Report every line of the listing below in which the string "image" appears.

SOURCE MATERIAL

---+---

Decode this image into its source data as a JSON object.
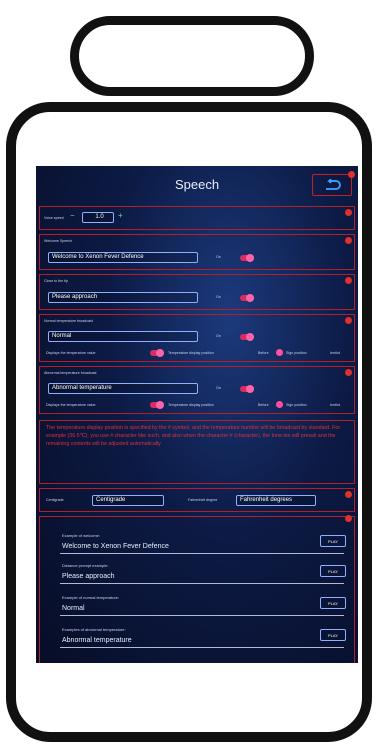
{
  "header": {
    "title": "Speech"
  },
  "voice_speed": {
    "label": "Voice speed",
    "value": "1.0",
    "minus": "−",
    "plus": "+"
  },
  "welcome": {
    "label": "Welcome Speech",
    "value": "Welcome to Xenon Fever Defence",
    "toggle_label": "On"
  },
  "close": {
    "label": "Close to the tip",
    "value": "Please approach",
    "toggle_label": "On"
  },
  "normal": {
    "label": "Normal temperature broadcast",
    "value": "Normal",
    "toggle_label": "On",
    "display_label": "Displays the temperature value",
    "position_label": "Temperature display position",
    "before": "Before",
    "after": "Sign position",
    "turned": "Ienthd"
  },
  "abnormal": {
    "label": "Abnormal temperature broadcast",
    "value": "Abnormal temperature",
    "toggle_label": "On",
    "display_label": "Displays the temperature value",
    "position_label": "Temperature display position",
    "before": "Before",
    "after": "Sign position",
    "turned": "Ienthd"
  },
  "note": "The temperature display position is specified by the # symbol, and the temperature number will be broadcast by standard. For example (36.5℃), you use # character like such, and also when the character # (character), the tone tex will prevail and the remaining contents will be adjusted automatically",
  "units": {
    "c_label": "Centigrade",
    "c_value": "Centigrade",
    "f_label": "Fahrenheit degree",
    "f_value": "Fahrenheit degrees"
  },
  "examples": [
    {
      "label": "Example of welcome:",
      "value": "Welcome to Xenon Fever Defence",
      "button": "PLAY"
    },
    {
      "label": "Distance prompt example:",
      "value": "Please approach",
      "button": "PLAY"
    },
    {
      "label": "Example of normal temperature:",
      "value": "Normal",
      "button": "PLAY"
    },
    {
      "label": "Examples of abnormal temperature:",
      "value": "Abnormal temperature",
      "button": "PLAY"
    }
  ],
  "colors": {
    "accent": "#d92c5f",
    "border": "#b32028",
    "note_text": "#e0303a"
  }
}
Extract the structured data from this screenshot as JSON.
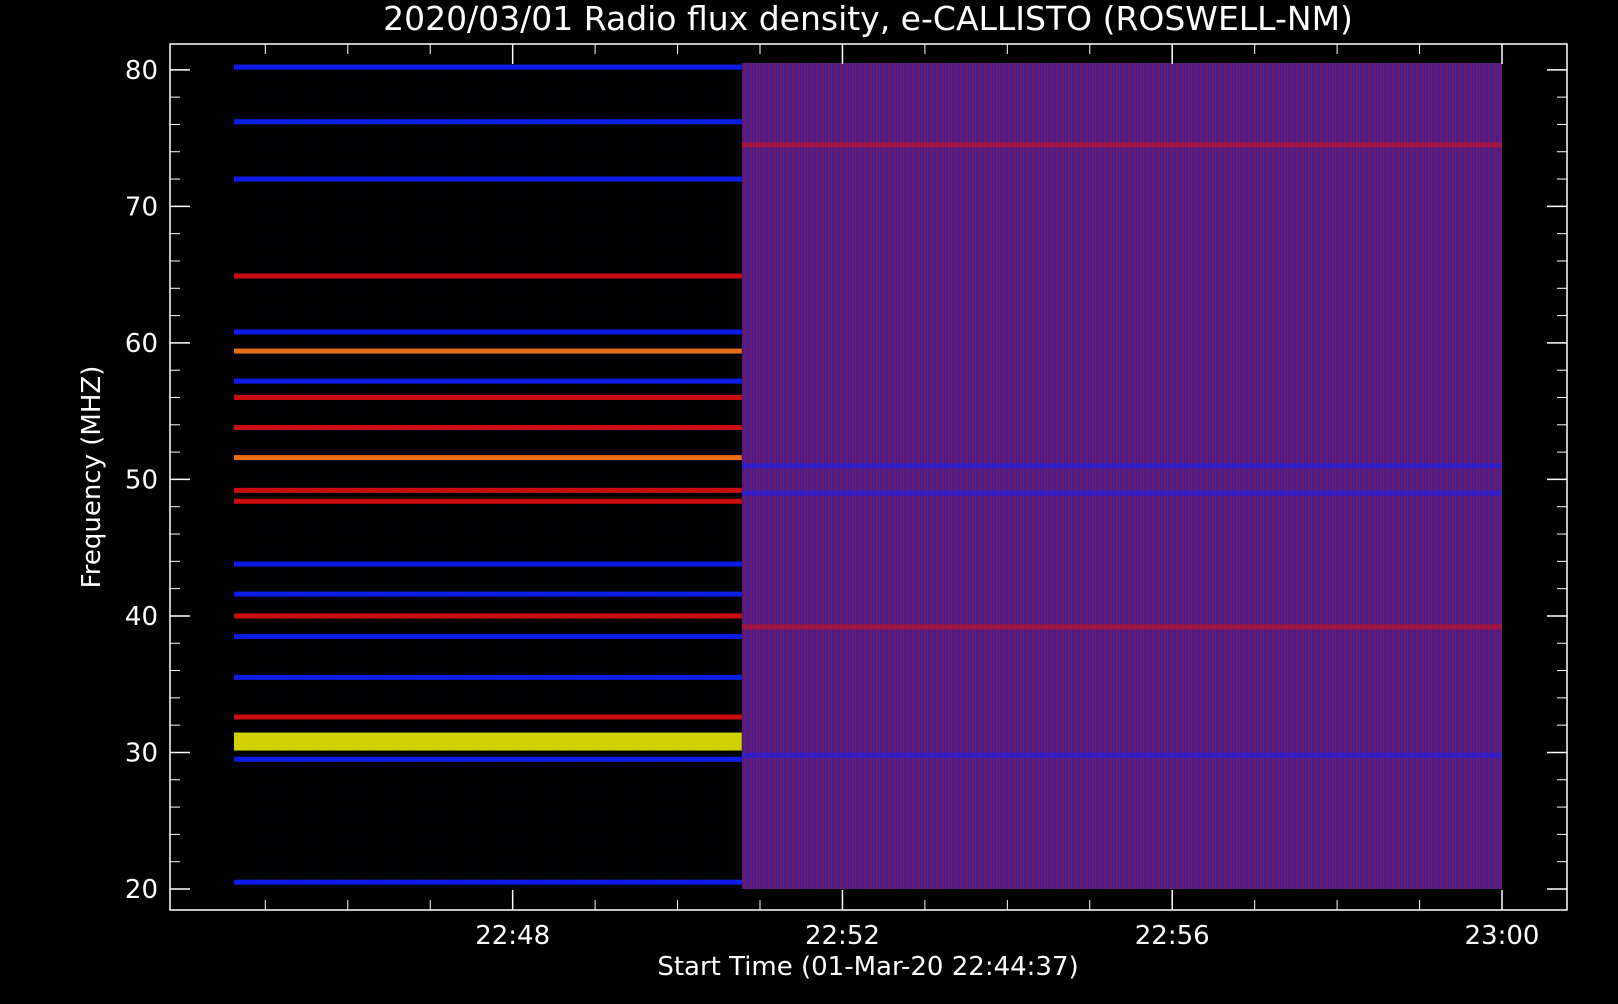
{
  "chart_data": {
    "type": "heatmap",
    "title": "2020/03/01  Radio flux density, e-CALLISTO (ROSWELL-NM)",
    "xlabel": "Start Time (01-Mar-20 22:44:37)",
    "ylabel": "Frequency (MHZ)",
    "x_ticks": [
      "22:48",
      "22:52",
      "22:56",
      "23:00"
    ],
    "y_ticks": [
      "20",
      "30",
      "40",
      "50",
      "60",
      "70",
      "80"
    ],
    "y_tick_values": [
      20,
      30,
      40,
      50,
      60,
      70,
      80
    ],
    "x_tick_minutes": [
      48,
      52,
      56,
      60
    ],
    "xlim_minutes": [
      44.62,
      60.0
    ],
    "ylim": [
      80.5,
      20.0
    ],
    "y_reversed": true,
    "colormap": [
      "#000000",
      "#0000ff",
      "#ff0000",
      "#ffff00"
    ],
    "segments": [
      {
        "start_minute": 44.62,
        "end_minute": 50.78,
        "background": "#000000",
        "bright_bands_mhz": [
          {
            "mhz": 20.5,
            "level": "blue"
          },
          {
            "mhz": 29.5,
            "level": "blue"
          },
          {
            "mhz": 30.8,
            "level": "yellow"
          },
          {
            "mhz": 32.6,
            "level": "red"
          },
          {
            "mhz": 35.5,
            "level": "blue"
          },
          {
            "mhz": 38.5,
            "level": "blue"
          },
          {
            "mhz": 40.0,
            "level": "red"
          },
          {
            "mhz": 41.6,
            "level": "blue"
          },
          {
            "mhz": 43.8,
            "level": "blue"
          },
          {
            "mhz": 48.4,
            "level": "red"
          },
          {
            "mhz": 49.2,
            "level": "red"
          },
          {
            "mhz": 51.6,
            "level": "orange"
          },
          {
            "mhz": 53.8,
            "level": "red"
          },
          {
            "mhz": 56.0,
            "level": "red"
          },
          {
            "mhz": 57.2,
            "level": "blue"
          },
          {
            "mhz": 59.4,
            "level": "orange"
          },
          {
            "mhz": 60.8,
            "level": "blue"
          },
          {
            "mhz": 64.9,
            "level": "red"
          },
          {
            "mhz": 72.0,
            "level": "blue"
          },
          {
            "mhz": 76.2,
            "level": "blue"
          },
          {
            "mhz": 80.2,
            "level": "blue"
          }
        ]
      },
      {
        "start_minute": 50.78,
        "end_minute": 60.0,
        "background": "#5a1a8a",
        "bright_bands_mhz": [
          {
            "mhz": 29.8,
            "level": "blue"
          },
          {
            "mhz": 39.2,
            "level": "red"
          },
          {
            "mhz": 49.0,
            "level": "blue"
          },
          {
            "mhz": 51.0,
            "level": "blue"
          },
          {
            "mhz": 74.5,
            "level": "red"
          }
        ]
      }
    ]
  }
}
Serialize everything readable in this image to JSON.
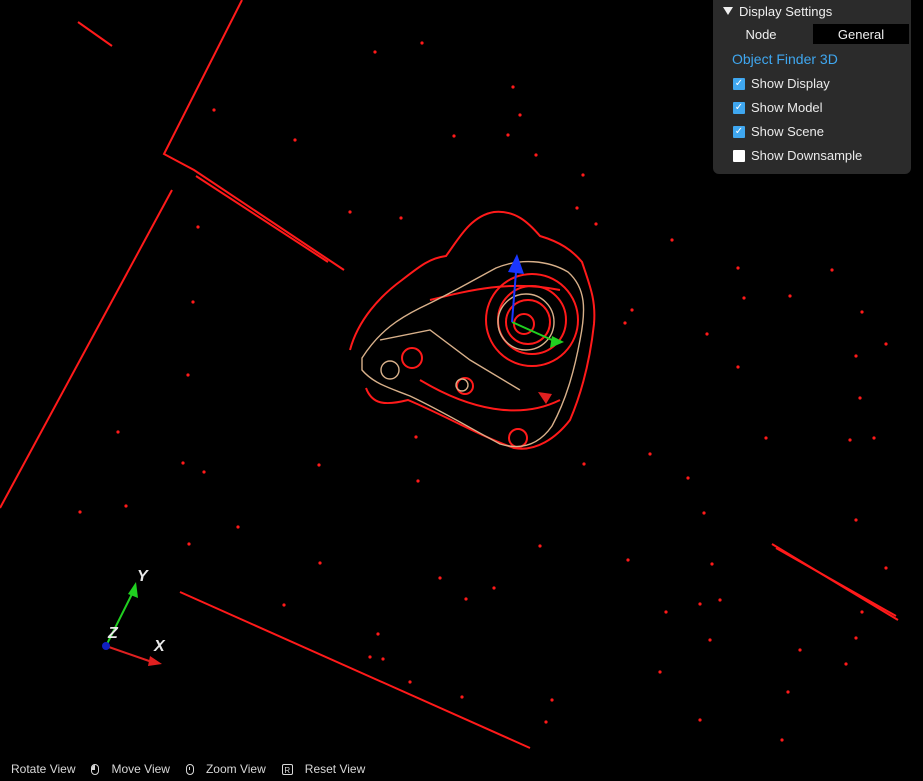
{
  "display_settings": {
    "header_label": "Display Settings",
    "tabs": [
      {
        "label": "Node",
        "active": false
      },
      {
        "label": "General",
        "active": true
      }
    ],
    "section_title": "Object Finder 3D",
    "options": [
      {
        "label": "Show Display",
        "checked": true
      },
      {
        "label": "Show Model",
        "checked": true
      },
      {
        "label": "Show Scene",
        "checked": true
      },
      {
        "label": "Show Downsample",
        "checked": false
      }
    ]
  },
  "axis_indicator": {
    "x_label": "X",
    "y_label": "Y",
    "z_label": "Z"
  },
  "status_bar": {
    "items": [
      {
        "label": "Rotate View",
        "icon": "mouse-left-icon"
      },
      {
        "label": "Move View",
        "icon": "mouse-middle-icon"
      },
      {
        "label": "Zoom View",
        "icon": "keyboard-r-icon",
        "key": "R"
      },
      {
        "label": "Reset View",
        "icon": ""
      }
    ]
  },
  "colors": {
    "background": "#000000",
    "scene_points": "#ff1a1a",
    "model_points": "#d8b08a",
    "panel_bg": "#2b2b2b",
    "accent": "#3fa7f0",
    "axis_x": "#e02020",
    "axis_y": "#20d020",
    "axis_z": "#1020c0"
  }
}
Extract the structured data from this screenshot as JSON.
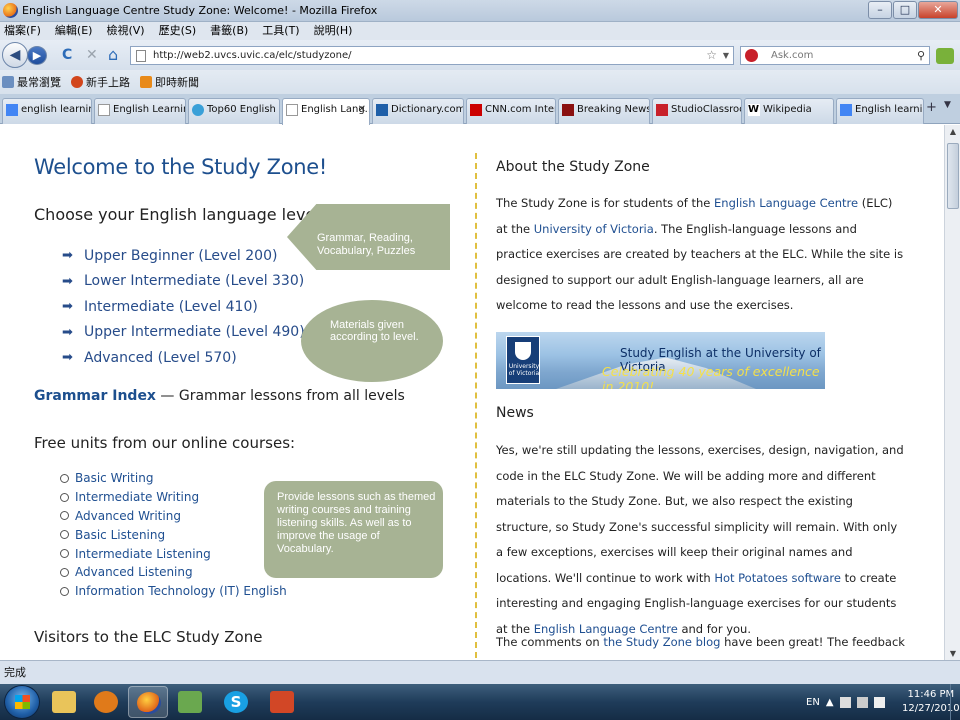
{
  "window": {
    "title": "English Language Centre Study Zone: Welcome! - Mozilla Firefox",
    "minimize": "–",
    "maximize": "□",
    "close": "✕"
  },
  "menu": [
    "檔案(F)",
    "編輯(E)",
    "檢視(V)",
    "歷史(S)",
    "書籤(B)",
    "工具(T)",
    "說明(H)"
  ],
  "nav": {
    "back": "◀",
    "forward": "▶",
    "reload": "C",
    "stop": "✕",
    "home": "⌂",
    "url": "http://web2.uvcs.uvic.ca/elc/studyzone/",
    "search_placeholder": "Ask.com"
  },
  "bookmarks": [
    {
      "label": "最常瀏覽",
      "icon": "most-visited-icon",
      "color": "#6b8fc0"
    },
    {
      "label": "新手上路",
      "icon": "firefox-icon",
      "color": "#d2461c"
    },
    {
      "label": "即時新聞",
      "icon": "rss-icon",
      "color": "#e88a1a"
    }
  ],
  "tabs": [
    {
      "label": "english learning ...",
      "favicon_color": "#4285f4"
    },
    {
      "label": "English Learning ...",
      "favicon_color": "#ffffff"
    },
    {
      "label": "Top60  English L...",
      "favicon_color": "#3aa0d8"
    },
    {
      "label": "English Lang...",
      "favicon_color": "#ffffff",
      "active": true
    },
    {
      "label": "Dictionary.com",
      "favicon_color": "#1f5fa8"
    },
    {
      "label": "CNN.com Intern...",
      "favicon_color": "#cc0000"
    },
    {
      "label": "Breaking News, ...",
      "favicon_color": "#8a1010"
    },
    {
      "label": "StudioClassroom...",
      "favicon_color": "#c8202a"
    },
    {
      "label": "Wikipedia",
      "favicon_color": "#ffffff"
    },
    {
      "label": "English learning ...",
      "favicon_color": "#4285f4"
    }
  ],
  "page": {
    "welcome": "Welcome to the Study Zone!",
    "choose_level": "Choose your English language level:",
    "levels": [
      "Upper Beginner (Level 200)",
      "Lower Intermediate (Level 330)",
      "Intermediate (Level 410)",
      "Upper Intermediate (Level 490)",
      "Advanced (Level 570)"
    ],
    "grammar_link": "Grammar Index",
    "grammar_rest": " — Grammar lessons from all levels",
    "free_units_heading": "Free units from our online courses:",
    "units": [
      "Basic Writing",
      "Intermediate Writing",
      "Advanced Writing",
      "Basic Listening",
      "Intermediate Listening",
      "Advanced Listening",
      "Information Technology (IT) English"
    ],
    "visitors_heading": "Visitors to the ELC Study Zone",
    "about_heading": "About the Study Zone",
    "about": {
      "p1": "The Study Zone is for students of the ",
      "link1": "English Language Centre",
      "p2": " (ELC) at the ",
      "link2": "University of Victoria",
      "p3": ". The English-language lessons and practice exercises are created by teachers at the ELC. While the site is designed to support our adult English-language learners, all are welcome to read the lessons and use the exercises."
    },
    "banner": {
      "crest_text": "University of Victoria",
      "line1": "Study English at the University of Victoria",
      "line2": "Celebrating 40 years of excellence in 2010!"
    },
    "news_heading": "News",
    "news": {
      "p1": "Yes, we're still updating the lessons, exercises, design, navigation, and code in the ELC Study Zone. We will be adding more and different materials to the Study Zone. But, we also respect the existing structure, so Study Zone's successful simplicity will remain. With only a few exceptions, exercises will keep their original names and locations. We'll continue to work with ",
      "link1": "Hot Potatoes software",
      "p2": " to create interesting and engaging English-language exercises for our students at the ",
      "link2": "English Language Centre",
      "p3": " and for you."
    },
    "comments": {
      "p1": "The comments on ",
      "link1": "the Study Zone blog",
      "p2": " have been great! The feedback and"
    }
  },
  "callouts": {
    "arrow": "Grammar, Reading, Vocabulary, Puzzles",
    "oval": "Materials given according to level.",
    "box": "Provide lessons  such as themed writing courses and training listening skills. As well as to improve the usage of Vocabulary."
  },
  "status": "完成",
  "taskbar": {
    "apps": [
      {
        "name": "explorer",
        "color": "#e9c45a"
      },
      {
        "name": "media-player",
        "color": "#e07a1a"
      },
      {
        "name": "firefox",
        "color": "#e0651a",
        "active": true
      },
      {
        "name": "network",
        "color": "#6aa84f"
      },
      {
        "name": "skype",
        "color": "#19a0e3"
      },
      {
        "name": "powerpoint",
        "color": "#d24726"
      }
    ],
    "language": "EN",
    "time": "11:46 PM",
    "date": "12/27/2010"
  }
}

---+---

RESULT OF THIS EXERCISE
Decode this image into its source data as a JSON object.
Serialize everything readable in this image to JSON.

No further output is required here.